EXERCISE AIM - Copy every line below where the string "Custom" is found.

(Beginning of ENTRIES SHOWN)

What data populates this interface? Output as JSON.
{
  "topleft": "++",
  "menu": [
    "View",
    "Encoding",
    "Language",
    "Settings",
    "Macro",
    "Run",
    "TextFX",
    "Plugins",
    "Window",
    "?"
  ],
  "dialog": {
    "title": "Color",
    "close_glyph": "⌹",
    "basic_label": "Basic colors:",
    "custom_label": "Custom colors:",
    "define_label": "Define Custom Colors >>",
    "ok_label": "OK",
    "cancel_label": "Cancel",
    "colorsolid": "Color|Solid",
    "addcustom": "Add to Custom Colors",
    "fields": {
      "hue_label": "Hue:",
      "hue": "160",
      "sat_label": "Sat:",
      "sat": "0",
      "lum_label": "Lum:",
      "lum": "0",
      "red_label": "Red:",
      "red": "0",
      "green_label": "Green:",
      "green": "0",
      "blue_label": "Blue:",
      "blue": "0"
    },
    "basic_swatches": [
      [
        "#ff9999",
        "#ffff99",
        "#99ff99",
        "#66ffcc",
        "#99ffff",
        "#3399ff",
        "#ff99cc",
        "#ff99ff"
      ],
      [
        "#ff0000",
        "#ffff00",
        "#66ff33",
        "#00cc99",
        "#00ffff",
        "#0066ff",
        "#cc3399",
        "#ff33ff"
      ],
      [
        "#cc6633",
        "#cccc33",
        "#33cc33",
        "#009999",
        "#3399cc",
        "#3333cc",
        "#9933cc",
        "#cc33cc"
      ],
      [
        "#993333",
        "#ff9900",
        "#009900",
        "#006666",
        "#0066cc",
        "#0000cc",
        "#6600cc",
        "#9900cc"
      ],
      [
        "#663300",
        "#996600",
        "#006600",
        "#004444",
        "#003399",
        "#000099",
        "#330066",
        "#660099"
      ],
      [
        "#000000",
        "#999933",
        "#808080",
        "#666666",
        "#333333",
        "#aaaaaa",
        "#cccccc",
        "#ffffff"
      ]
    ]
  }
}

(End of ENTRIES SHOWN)

ANSWER FOR THE TASK -
    "custom_label": "Custom colors:",
    "define_label": "Define Custom Colors >>",
    "addcustom": "Add to Custom Colors",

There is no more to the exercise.